About this task
Return each entry exactly, so that nothing in the data differs from the original.

(Data records for software interfaces)
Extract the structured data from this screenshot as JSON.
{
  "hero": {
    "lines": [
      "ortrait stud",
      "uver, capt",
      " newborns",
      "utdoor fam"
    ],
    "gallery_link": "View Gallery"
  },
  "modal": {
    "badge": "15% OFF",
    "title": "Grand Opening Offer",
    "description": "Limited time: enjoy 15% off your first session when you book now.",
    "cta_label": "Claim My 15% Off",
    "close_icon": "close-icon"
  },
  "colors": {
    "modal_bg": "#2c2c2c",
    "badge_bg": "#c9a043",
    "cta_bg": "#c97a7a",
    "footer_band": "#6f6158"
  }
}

Response area
Extract the structured data from this screenshot as JSON.
{
  "hero": {
    "lines": [
      "ortrait stud",
      "uver, capt",
      " newborns",
      "utdoor fam"
    ],
    "gallery_link": "View Gallery"
  },
  "modal": {
    "badge": "15% OFF",
    "title": "Grand Opening Offer",
    "description": "Limited time: enjoy 15% off your first session when you book now.",
    "cta_label": "Claim My 15% Off",
    "close_icon": "close-icon"
  },
  "colors": {
    "modal_bg": "#2c2c2c",
    "badge_bg": "#c9a043",
    "cta_bg": "#c97a7a",
    "footer_band": "#6f6158"
  }
}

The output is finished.